A dangerous Anoka County intersection is about to get a big makeover.

The federal government awarded the county a $10 million grant to begin overhauling the accident-prone intersection in Ramsey. The infusion of new money is the long-awaited last piece of the financial puzzle.

The multimillion-dollar project is scheduled to begin construction in spring 2015, and will eliminate the dangerous bottleneck in Ramsey by removing traffic lights on Hwy. 10 at Armstrong Boulevard. That would be the first and most expensive part of what could be a multiyear plan that would also replace four other signaled intersections turning the expressway into a modified freeway.

“This is the last expressway” in the state system, Anoka County Commissioner Scott Schulte said. “It is an unsafe and ineffective way for people to travel. This area is the most challenging, and that’s why it’s the last to be done.”

Hwy. 10 parallels the Mississippi River as it slices across the north metro, cuts through busy intersections and farmland, transitions from expressway to county road.

However, the Hwy. 10 corridor between the cities of Anoka and Ramsey has had more than 1,600 crashes over the years, including 10 fatalities in the past decade, and four pedestrian deaths in 2012.

Committed funds

Democratic U.S. Sens. Amy Klobuchar and Al Franken announced in September an additional $10 million in federal funding.

The committed money for the project now stands at $38.3 million, surpassing the estimated $37.5 million.

Still, Schulte said he’s a “little nervous” the original estimate was too low.

“The estimate might be $1 million to $2.5 million off,” said Schulte, chairman of the County Board’s transportation committee. “But this last $10 million grant was so important because it would cover any contingency and cost overruns.”

State and local funding will cover about 70 percent of the project’s cost, with the city of Ramsey and Anoka County splitting the local piece

Now that all funds are committed, officials will begin seeking construction bids.

Several studies, including a noise study, have been delayed, but construction is still expected to begin in early spring of 2015, officials said.

High fatality rate

Klobuchar is familiar with the traffic troubles on Hwy. 10. She has witnessed firsthand the traffic jams and seen car accidents.

“As someone who has spent a lot of time traveling in that area, I know how bad that bottleneck [in Ramsey] is,” she said. “The fact that it’s the most traveled road and has seen so many crashes … It was one of those projects that bugged me for years and I knew we needed to fix it for safety purposes.”

The corridor has had a fatality rate in the past three years of about one fatality per 100 million vehicle miles traveled, 50 percent more than on similar metro-area highways, according to Minnesota Department of Transportation officials.

The project plan includes constructing an interchange, building an overpass over the nearby railway tracks, widening the corridor and constructing a pedestrian walkway, officials said.

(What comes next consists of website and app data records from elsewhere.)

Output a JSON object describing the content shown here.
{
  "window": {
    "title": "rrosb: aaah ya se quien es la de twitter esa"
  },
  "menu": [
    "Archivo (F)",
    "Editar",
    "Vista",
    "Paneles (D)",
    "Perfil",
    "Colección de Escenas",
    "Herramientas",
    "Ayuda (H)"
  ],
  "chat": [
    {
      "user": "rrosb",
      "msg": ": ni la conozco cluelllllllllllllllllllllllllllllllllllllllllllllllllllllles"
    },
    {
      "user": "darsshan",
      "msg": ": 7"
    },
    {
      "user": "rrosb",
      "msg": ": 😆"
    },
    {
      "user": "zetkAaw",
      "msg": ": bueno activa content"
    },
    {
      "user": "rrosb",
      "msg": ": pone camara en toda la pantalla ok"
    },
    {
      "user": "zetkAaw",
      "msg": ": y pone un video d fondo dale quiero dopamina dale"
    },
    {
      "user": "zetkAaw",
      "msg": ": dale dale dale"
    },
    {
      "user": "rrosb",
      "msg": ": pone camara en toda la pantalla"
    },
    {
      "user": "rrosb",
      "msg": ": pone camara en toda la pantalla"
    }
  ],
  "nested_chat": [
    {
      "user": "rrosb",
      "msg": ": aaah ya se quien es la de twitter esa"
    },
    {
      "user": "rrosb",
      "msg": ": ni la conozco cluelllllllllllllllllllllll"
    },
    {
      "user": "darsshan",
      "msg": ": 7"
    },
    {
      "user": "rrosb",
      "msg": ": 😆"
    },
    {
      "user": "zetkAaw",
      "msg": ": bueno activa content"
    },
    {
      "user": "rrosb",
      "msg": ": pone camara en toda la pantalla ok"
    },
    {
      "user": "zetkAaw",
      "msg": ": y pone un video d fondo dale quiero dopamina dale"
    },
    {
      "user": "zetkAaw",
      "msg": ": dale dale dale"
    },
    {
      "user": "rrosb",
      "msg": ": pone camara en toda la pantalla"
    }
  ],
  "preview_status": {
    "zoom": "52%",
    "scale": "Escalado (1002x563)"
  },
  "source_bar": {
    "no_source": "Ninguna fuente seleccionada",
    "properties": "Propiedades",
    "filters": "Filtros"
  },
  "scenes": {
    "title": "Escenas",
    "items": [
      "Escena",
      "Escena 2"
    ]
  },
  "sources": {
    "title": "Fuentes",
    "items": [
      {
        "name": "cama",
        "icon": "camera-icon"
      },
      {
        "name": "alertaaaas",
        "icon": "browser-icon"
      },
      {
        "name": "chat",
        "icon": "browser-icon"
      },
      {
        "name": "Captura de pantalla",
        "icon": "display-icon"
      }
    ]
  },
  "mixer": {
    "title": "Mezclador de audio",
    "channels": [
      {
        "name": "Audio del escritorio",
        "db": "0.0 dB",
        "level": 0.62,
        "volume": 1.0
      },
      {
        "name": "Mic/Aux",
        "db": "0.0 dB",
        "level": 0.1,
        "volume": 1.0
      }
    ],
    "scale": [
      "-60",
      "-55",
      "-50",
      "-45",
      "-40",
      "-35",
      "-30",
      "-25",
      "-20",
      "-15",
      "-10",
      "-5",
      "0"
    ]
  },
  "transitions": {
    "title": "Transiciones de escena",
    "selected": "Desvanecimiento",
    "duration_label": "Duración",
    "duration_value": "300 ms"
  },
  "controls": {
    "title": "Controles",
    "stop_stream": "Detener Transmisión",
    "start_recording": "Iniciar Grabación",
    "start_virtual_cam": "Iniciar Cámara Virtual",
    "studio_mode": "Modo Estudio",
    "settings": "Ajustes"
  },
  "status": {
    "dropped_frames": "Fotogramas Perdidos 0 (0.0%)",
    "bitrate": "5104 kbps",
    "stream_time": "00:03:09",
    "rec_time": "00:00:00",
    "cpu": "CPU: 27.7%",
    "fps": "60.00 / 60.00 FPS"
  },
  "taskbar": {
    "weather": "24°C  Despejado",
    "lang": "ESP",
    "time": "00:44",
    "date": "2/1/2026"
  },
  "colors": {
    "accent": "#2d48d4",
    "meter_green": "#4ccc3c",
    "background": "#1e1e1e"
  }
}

The new walkway is a direct result of several fatal accidents involving pedestrians walking across the highway.

“That new grant was huge,” said county highway engineer Doug Fischer, who added that the project comes after five years of planning. “Nothing should be getting in our way now.”

However, several businesses located off the Armstrong Boulevard intersection say the project will not be helping any stores in that area. Some might even be forced to shut down.

Todd Belden, manager at Roadside Furniture, said he does not believe the construction is strictly for public safety, but is part of a larger effort to make the area more appealing.

“I think they are trying to get the overpass to sell the land and get bigger-box stores here,” he said.

Belden said he is afraid the construction will shut off access roads to various businesses and “shut down this whole strip.”

Missy Bettinger, a manager at Coborn’s Superstore, said she doesn’t know if the project’s yearlong construction will hurt the business.

Belden said nobody will know the true impact on business until construction begins.

“For us it’s a lot of nonsense, but it is what it is,” he said.